COMMENTS SOUGHT: Working with students on CERL projects
Community Engaged Research and Learning (CERL) involves students working with community partners on collaboratively-designed, real-life projects, within the curriculum, for mutual benefit. This series of three blogposts is based on experiences from the Erasmus+ funded CIRCLET project where we supported educators to embed CERL projects in academic courses and modules. They are built on our experiences in the project and we are grateful to all those educators who participated in and contributed to our project activities for sharing their learning, challenges and hopes along the way.
This blogpost summarises our advice on working with students on CERL projects. Two further blogposts deal with working with students and working in the curriculum. We would like your thoughts on the following:
- Are the reflective questions helpful?
- Do the recommendations make sense? Is anything missing based on your experience?
- Is there anything from your experience you’d like to share with us?
Please email firstname.lastname@example.org to share your observations and comments with us, ultimately by 15th of July.
- DESIGNING YOUR CERL PROJECT
- What disciplinary knowledge, experiences and capacities do your students have? What challenge you can set them? What can they gain from this process?
- Consider your own capacities – how can your time, skills and experiences be harnessed?
- Do you want to make CERL compulsory or optional for students who choose it? What are the implications of that choice for your teaching processes?
- Use your reflections about student capacities alongside the course outline to help define your project. Be specific about the challenges students will face and the skills and competencies they will develop as a result.
- Consider your own capacity and that of your partner organisation. If time is limited, it can be better to work with students in groups or as a full cohort or to work with a small number of individual students.

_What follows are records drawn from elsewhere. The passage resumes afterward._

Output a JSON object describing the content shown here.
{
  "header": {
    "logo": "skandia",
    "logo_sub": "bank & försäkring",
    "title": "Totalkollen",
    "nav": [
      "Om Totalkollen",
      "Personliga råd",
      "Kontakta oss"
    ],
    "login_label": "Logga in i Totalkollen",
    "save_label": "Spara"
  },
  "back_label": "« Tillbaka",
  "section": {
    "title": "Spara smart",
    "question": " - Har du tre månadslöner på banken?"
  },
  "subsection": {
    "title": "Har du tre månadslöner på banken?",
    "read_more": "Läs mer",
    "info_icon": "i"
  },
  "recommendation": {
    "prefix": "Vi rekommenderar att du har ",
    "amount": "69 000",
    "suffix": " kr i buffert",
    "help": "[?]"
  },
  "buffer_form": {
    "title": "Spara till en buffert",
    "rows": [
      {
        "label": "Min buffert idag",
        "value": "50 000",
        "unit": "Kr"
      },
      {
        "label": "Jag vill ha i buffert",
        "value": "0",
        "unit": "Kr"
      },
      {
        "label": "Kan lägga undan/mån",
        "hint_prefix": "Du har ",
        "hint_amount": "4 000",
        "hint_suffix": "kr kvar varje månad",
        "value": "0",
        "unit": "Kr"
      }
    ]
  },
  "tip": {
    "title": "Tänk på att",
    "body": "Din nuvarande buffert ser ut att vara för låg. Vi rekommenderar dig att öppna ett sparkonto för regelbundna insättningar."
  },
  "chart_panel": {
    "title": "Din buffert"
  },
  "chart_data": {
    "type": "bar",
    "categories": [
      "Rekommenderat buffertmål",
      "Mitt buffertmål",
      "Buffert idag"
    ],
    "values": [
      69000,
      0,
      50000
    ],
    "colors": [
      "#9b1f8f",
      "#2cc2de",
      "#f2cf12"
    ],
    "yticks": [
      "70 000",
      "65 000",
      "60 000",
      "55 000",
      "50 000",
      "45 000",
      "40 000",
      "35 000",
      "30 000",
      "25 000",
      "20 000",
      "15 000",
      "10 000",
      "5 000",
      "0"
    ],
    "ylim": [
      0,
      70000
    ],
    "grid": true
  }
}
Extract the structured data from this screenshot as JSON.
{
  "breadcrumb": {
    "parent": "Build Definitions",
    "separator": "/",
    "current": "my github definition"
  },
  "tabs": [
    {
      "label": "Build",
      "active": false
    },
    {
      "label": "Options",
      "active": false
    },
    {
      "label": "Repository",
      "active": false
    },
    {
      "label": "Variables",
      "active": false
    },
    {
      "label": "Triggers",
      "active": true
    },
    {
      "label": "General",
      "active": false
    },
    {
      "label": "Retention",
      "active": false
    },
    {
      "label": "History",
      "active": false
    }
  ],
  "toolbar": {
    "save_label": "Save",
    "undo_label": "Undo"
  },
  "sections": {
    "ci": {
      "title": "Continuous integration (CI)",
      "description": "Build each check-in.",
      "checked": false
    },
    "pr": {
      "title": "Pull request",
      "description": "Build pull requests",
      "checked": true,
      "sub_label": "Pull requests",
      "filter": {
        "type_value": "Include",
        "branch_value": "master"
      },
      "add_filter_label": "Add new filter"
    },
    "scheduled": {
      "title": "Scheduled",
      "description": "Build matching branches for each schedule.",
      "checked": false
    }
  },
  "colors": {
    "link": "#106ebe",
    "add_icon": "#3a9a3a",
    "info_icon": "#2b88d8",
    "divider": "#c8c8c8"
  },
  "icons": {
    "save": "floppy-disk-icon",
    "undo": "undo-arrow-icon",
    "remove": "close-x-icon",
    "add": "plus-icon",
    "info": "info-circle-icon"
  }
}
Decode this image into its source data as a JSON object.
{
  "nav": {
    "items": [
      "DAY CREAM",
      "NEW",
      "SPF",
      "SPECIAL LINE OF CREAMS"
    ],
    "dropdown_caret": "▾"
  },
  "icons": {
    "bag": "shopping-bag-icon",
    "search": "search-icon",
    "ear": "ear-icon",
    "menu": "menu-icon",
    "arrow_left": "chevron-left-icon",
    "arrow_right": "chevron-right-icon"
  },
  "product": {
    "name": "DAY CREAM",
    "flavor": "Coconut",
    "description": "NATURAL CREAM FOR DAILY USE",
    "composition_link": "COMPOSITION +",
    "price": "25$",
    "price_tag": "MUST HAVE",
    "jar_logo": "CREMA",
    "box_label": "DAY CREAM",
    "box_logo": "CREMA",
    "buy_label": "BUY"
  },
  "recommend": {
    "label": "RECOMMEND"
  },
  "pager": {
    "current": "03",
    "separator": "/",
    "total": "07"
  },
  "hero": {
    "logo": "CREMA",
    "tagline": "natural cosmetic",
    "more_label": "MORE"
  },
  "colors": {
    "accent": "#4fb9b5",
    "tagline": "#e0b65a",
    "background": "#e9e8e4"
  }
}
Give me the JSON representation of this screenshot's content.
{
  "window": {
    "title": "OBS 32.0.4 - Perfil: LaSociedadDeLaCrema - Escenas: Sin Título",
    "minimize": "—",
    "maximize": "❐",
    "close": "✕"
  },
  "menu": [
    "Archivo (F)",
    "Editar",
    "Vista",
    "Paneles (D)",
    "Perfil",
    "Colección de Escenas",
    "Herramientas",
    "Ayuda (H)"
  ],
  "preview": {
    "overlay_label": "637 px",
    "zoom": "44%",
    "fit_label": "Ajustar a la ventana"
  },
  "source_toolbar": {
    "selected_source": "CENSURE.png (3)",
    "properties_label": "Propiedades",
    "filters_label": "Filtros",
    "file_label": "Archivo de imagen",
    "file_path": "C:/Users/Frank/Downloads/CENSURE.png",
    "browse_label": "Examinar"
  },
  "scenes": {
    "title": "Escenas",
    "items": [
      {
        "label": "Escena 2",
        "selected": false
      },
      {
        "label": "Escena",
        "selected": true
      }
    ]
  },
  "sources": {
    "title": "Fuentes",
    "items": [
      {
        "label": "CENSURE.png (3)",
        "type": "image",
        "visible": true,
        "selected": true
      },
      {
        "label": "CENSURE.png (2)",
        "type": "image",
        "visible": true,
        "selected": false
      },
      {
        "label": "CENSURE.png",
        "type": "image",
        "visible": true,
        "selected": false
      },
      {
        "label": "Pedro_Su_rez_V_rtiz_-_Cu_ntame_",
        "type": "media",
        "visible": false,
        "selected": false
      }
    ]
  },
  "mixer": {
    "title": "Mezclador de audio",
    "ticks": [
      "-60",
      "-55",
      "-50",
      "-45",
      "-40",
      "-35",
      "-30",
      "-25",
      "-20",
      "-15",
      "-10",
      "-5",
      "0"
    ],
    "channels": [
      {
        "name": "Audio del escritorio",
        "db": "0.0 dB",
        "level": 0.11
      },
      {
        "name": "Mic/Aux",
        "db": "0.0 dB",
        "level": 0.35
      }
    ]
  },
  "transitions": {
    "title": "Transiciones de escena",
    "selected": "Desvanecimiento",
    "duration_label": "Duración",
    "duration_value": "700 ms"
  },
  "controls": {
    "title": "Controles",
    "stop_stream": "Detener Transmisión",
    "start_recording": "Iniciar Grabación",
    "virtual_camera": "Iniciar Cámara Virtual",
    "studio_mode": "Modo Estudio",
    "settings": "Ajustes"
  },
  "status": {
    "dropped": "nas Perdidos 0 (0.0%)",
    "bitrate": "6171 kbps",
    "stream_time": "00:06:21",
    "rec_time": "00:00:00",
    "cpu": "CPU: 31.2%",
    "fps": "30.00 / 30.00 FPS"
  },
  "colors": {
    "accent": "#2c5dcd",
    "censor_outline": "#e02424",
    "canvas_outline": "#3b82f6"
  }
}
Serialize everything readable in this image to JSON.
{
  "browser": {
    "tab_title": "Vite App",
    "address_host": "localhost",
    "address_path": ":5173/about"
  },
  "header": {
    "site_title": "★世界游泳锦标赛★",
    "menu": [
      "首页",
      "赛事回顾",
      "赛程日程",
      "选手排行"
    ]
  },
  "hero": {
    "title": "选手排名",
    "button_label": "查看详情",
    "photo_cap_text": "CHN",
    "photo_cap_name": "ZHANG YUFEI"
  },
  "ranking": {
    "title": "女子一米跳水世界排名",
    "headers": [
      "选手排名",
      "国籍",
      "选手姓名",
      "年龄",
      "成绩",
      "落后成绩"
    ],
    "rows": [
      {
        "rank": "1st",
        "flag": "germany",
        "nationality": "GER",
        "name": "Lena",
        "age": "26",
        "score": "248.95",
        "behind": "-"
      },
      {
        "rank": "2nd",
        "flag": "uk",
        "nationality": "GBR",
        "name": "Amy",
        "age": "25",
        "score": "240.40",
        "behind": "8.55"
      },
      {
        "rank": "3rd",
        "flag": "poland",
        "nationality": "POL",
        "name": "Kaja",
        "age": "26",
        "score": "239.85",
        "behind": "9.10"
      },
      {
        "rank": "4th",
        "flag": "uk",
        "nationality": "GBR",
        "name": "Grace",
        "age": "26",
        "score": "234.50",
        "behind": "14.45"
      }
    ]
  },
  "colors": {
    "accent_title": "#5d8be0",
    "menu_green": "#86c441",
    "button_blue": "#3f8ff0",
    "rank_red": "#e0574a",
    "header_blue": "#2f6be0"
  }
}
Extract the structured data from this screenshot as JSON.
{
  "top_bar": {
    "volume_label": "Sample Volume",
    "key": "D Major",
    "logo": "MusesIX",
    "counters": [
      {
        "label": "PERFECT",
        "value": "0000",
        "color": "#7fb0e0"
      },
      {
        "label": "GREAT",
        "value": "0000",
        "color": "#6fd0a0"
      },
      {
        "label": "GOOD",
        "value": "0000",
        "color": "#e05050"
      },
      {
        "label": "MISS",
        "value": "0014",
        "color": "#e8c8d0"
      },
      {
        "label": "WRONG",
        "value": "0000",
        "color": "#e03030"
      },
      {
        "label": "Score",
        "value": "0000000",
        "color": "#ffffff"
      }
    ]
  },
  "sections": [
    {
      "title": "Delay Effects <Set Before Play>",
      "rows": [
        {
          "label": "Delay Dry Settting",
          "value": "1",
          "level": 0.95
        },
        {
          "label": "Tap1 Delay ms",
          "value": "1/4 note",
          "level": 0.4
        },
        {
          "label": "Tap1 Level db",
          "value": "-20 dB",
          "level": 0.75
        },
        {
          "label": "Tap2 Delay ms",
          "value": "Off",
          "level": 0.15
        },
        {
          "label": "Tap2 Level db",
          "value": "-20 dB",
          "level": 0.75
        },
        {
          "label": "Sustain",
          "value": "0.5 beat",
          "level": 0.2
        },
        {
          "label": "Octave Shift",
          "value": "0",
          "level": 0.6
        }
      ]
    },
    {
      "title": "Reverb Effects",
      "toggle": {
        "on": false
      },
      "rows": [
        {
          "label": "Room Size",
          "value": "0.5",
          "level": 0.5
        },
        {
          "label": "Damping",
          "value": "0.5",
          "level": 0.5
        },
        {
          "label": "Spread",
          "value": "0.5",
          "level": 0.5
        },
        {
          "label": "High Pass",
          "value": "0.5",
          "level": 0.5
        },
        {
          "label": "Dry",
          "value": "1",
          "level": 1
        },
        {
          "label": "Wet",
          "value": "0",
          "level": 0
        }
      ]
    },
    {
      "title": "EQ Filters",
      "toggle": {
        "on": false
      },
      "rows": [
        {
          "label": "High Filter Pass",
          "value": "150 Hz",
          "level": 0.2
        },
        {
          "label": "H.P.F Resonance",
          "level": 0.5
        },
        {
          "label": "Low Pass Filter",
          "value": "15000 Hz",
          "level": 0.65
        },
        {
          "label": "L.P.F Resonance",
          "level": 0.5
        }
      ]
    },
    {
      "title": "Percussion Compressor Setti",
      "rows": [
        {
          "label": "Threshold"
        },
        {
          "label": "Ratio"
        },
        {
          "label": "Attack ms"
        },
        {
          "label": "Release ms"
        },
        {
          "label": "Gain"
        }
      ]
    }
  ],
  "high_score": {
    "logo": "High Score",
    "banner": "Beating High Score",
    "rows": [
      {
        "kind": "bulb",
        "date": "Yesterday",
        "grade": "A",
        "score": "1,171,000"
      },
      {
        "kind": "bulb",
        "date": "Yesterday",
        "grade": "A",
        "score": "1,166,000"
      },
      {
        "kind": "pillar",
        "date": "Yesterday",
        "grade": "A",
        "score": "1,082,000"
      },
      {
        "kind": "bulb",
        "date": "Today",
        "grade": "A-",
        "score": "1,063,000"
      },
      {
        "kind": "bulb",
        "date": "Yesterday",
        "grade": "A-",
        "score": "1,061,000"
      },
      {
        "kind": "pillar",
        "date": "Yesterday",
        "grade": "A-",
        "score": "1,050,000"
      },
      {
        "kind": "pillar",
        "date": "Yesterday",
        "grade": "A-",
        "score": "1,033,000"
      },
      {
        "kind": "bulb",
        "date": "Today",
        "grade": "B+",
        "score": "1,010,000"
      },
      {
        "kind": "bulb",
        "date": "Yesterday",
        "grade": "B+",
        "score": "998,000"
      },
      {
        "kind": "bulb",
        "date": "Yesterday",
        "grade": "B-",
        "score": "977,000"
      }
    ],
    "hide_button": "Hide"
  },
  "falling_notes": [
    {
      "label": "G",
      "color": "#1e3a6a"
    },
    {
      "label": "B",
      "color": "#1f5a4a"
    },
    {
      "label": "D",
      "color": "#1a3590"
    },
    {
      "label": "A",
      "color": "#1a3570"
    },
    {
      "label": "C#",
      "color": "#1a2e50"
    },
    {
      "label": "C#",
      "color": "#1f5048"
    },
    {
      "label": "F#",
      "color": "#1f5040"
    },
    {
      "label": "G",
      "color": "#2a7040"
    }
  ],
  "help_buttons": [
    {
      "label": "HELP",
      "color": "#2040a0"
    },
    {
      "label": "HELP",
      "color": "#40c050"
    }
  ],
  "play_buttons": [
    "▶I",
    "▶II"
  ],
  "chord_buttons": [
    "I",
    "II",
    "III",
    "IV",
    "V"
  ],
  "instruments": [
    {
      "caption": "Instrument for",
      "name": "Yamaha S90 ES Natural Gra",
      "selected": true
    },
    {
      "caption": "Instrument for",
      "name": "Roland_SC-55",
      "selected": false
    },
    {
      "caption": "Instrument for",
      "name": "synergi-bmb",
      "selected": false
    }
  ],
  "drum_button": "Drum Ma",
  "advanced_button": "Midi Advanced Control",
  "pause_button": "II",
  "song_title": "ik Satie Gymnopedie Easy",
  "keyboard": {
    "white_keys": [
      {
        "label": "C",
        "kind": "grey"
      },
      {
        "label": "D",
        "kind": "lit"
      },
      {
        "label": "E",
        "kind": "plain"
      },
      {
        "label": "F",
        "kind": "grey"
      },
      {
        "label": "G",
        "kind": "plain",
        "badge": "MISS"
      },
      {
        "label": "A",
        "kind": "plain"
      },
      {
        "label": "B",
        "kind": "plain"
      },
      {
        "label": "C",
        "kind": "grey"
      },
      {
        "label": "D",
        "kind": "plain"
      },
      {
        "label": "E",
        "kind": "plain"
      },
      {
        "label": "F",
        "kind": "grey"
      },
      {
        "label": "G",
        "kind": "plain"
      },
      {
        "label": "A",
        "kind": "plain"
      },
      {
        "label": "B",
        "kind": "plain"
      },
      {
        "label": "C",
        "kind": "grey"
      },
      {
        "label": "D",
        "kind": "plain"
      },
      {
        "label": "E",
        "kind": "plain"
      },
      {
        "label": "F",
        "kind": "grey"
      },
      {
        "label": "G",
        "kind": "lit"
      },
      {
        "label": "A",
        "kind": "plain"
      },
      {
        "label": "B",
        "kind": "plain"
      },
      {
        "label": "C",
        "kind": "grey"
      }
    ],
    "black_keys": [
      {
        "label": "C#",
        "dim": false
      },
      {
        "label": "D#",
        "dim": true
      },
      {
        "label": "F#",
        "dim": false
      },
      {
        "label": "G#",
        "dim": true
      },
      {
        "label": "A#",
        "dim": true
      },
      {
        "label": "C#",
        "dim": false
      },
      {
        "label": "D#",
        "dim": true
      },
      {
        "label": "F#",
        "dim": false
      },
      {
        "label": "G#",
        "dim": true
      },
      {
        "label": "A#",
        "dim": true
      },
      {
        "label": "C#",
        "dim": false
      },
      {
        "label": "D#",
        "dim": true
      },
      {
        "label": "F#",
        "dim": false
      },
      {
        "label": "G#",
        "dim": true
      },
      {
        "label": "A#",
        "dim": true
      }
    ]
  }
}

- Consider whether you want to engage students in co–designing the learning process, learning outcomes and deliverables.
- SETTING STUDENT EXPECTATIONS AND BUILDING MOTIVATION
- What motivates your students and what challenges them, personally – in terms of their own values – and professionally?
- How will you introduce students to the community partner and the topic they will be working on in their CERL project?
- How will the students report on their progress to you and the community partner?
- Will students work together virtually? In person? Do you need to support this process?
- Break down roles, timelines and tasks for students
- Ask the partner to describe to the students why the project matters to them. This helps build a meaningful relationship and supports student motivation.
- Give the students guidance on when and how to interact with the partner.
- Ask students what they want from the course to help motivate them. Sharing your reasons for engaging in CERL work can enthuse them.
- DOING REFLECTION WITH STUDENTS
- What experience do your students have of reflective practice? How will you model reflective practices for and with them? What reflection models will you use and what kinds of reflection activities will you build in? Can you include reflection support in class time?
- Encourage ongoing reflection and model it for students. Name reflection exercises and build them into class time.
- Decide whether to build reflection into assessment or not. Students should reflect for themselves, then they share what they feel comfortable with for the assignment.
- For assessment, develop a clear marking rubric so they can see what is being assessed.
- Identify support for yourself to help you reflect on your teaching practice
- Help students understand why they are reflecting. Is it to impact on them as an individual, citizen, future professional?
- Use different reflective methods e.g. pictures, audio or video in order to acknowledge diverse learning styles and needs and make it more manageable for all learners.
- Add resources on reflection to the course reading list.